This isn’t the first time that The Bachelor has brought back a contestant (Nick Viall came back for Kaitlyn Bristowe, and contestants have been dismissed and brought back before) but it’s solidifying the practice as a new norm.
Elimidate is pretty close to The Bachelor, premise-wise: One man (or woman) goes on a group date with four women (or men) and eliminates three over the course of the episode. But the real through-line between Elimidate and this season of The Bachelor is how artlessly contestants are plopped into bodies of water. On Elimidate, the goal was clearly to get people into a pool or hot tub to steam things up a bit:
This is not a very sophisticated trick, and The Bachelor has, of course, put contestants in pools and hot tubs and natural springs before (the women must been seen in bikinis). But the use of the hot tub has, this season, been decidedly random.
Here are Ben and Caila Quinn, taking a dip in a hot tub that is still in a hot tub store:
And here are Ben and Lauren Bushnell, enjoying a their time in the (recently purchased?) hot tub in what appears to be an empty field:
It's possible that there is no connection between The Bachelor and these bygone shows, and that what I'm seeing is the trick of a mind addled by years of watching reality dating shows.

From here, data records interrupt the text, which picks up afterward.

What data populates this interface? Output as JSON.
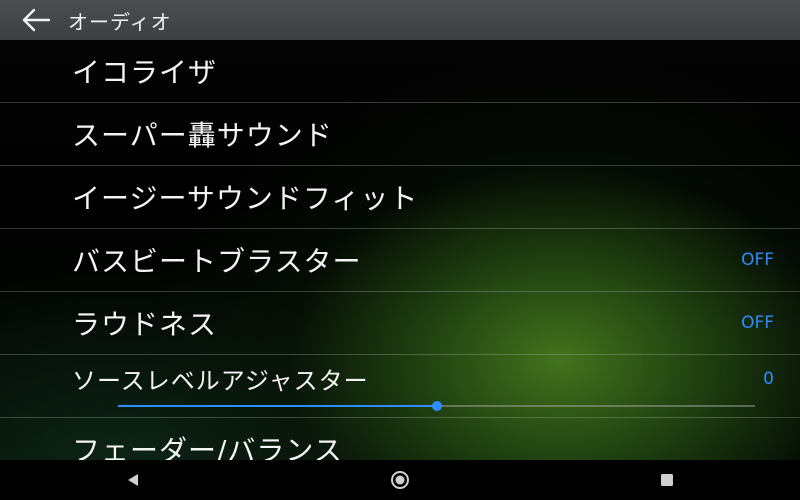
{
  "appbar": {
    "title": "オーディオ",
    "back_icon": "arrow-left-icon"
  },
  "items": [
    {
      "label": "イコライザ",
      "value": ""
    },
    {
      "label": "スーパー轟サウンド",
      "value": ""
    },
    {
      "label": "イージーサウンドフィット",
      "value": ""
    },
    {
      "label": "バスビートブラスター",
      "value": "OFF"
    },
    {
      "label": "ラウドネス",
      "value": "OFF"
    }
  ],
  "slider_item": {
    "label": "ソースレベルアジャスター",
    "value": "0",
    "level_fraction": 0.5
  },
  "partial_item": {
    "label": "フェーダー/バランス"
  },
  "navbar": {
    "back_icon": "triangle-back-icon",
    "home_icon": "circle-home-icon",
    "recents_icon": "square-recents-icon"
  },
  "colors": {
    "accent": "#2f8cff",
    "appbar": "#444848",
    "text": "#f4f4f4"
  }
}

But if that's not the case, I can't wait to see what's in store for the rest of the season.
Danielle Wiener-Bronner is a news reporter.